With the release of the recent expert report, fracking has, once again become the topic du jour. What many people, including the government have seemed to miss is that the recent expert report was only seeking to establish whether risks of seismic activity could be mitigated. At protect kent we have much more deep rooted concerns about the potential damage that fracking could result in.
One of our biggest fears is the possibility of aquifer pollution from the ‘slick’ water that would be used to frack a well. This water is usually a combination of water, sand and a variety of chemicals, some of which could be toxic. When a well is fractured, this water is pumped at extremely high pressure into the shale rock below the ground. At a very basic level, our concern is that if some of this water escapes the well, it could end up in our drinking water. This is quite obviously a bad thing.
As you’ll all know, Kent is an extremely water stressed county. We currently have a hosepipe ban and with the many new developments the county is constantly under threat from, our water security is becoming less and less assured. A huge amount of water can be used in a high pressure frack. Each of the wells can be fracked repeatedly, with between 7 and 11 million litres being used to extract the shale gas. Where will this water come from? Will a company be allowed to frack for shale gas whilst the rest of us collect water from the standpipe in the street? I wonder…

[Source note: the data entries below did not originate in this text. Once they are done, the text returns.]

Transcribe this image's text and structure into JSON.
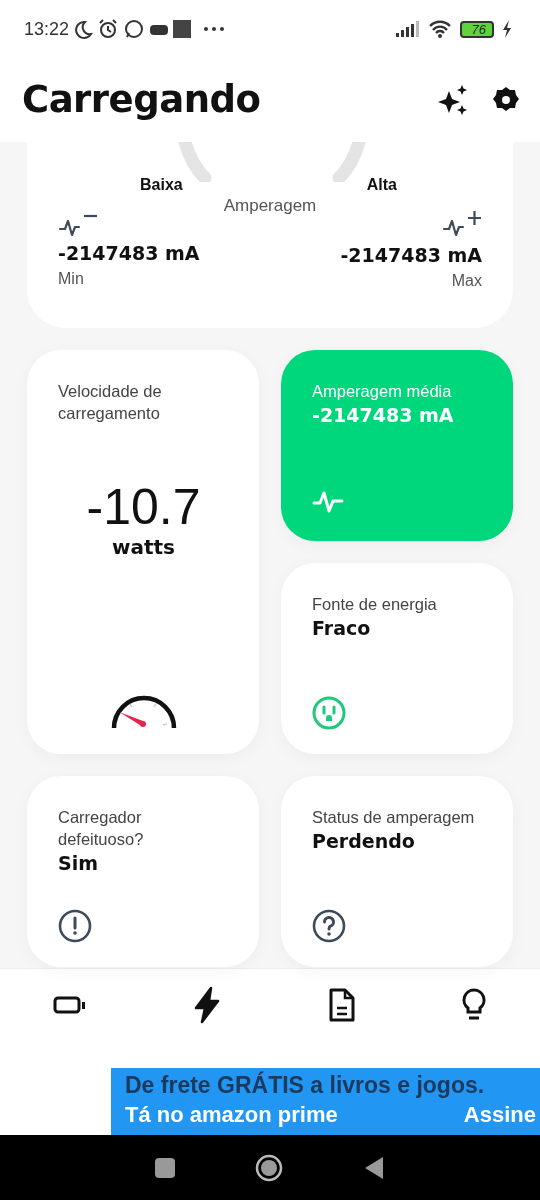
{
  "status_bar": {
    "time": "13:22",
    "battery": "76"
  },
  "header": {
    "title": "Carregando"
  },
  "amperage_card": {
    "low_label": "Baixa",
    "high_label": "Alta",
    "title": "Amperagem",
    "min": {
      "value": "-2147483 mA",
      "label": "Min"
    },
    "max": {
      "value": "-2147483 mA",
      "label": "Max"
    }
  },
  "speed_card": {
    "label": "Velocidade de carregamento",
    "value": "-10.7",
    "unit": "watts"
  },
  "tiles": [
    {
      "kind": "pulse",
      "label": "Amperagem média",
      "value": "-2147483 mA",
      "highlighted": true
    },
    {
      "kind": "plug",
      "label": "Fonte de energia",
      "value": "Fraco",
      "highlighted": false
    },
    {
      "kind": "alert",
      "label": "Carregador defeituoso?",
      "value": "Sim",
      "highlighted": false
    },
    {
      "kind": "question",
      "label": "Status de amperagem",
      "value": "Perdendo",
      "highlighted": false
    }
  ],
  "bottom_nav": [
    {
      "kind": "battery",
      "selected": false
    },
    {
      "kind": "bolt",
      "selected": true
    },
    {
      "kind": "document",
      "selected": false
    },
    {
      "kind": "bulb",
      "selected": false
    }
  ],
  "ad": {
    "headline": "De frete GRÁTIS a livros e jogos.",
    "tagline": "Tá no amazon prime",
    "cta": "Assine"
  }
}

Whilst fracking may well result in Greater energy security in the short term, it’s not a game changer. What the UK should be doing is attempting to invest its money and resources into renewable sources of energy that are future proof. By perpetually investing in fossil fuels we are simply looking to energy technologies of the past, and this failure to progress could well cause us many, many problems in the future.
What do you think?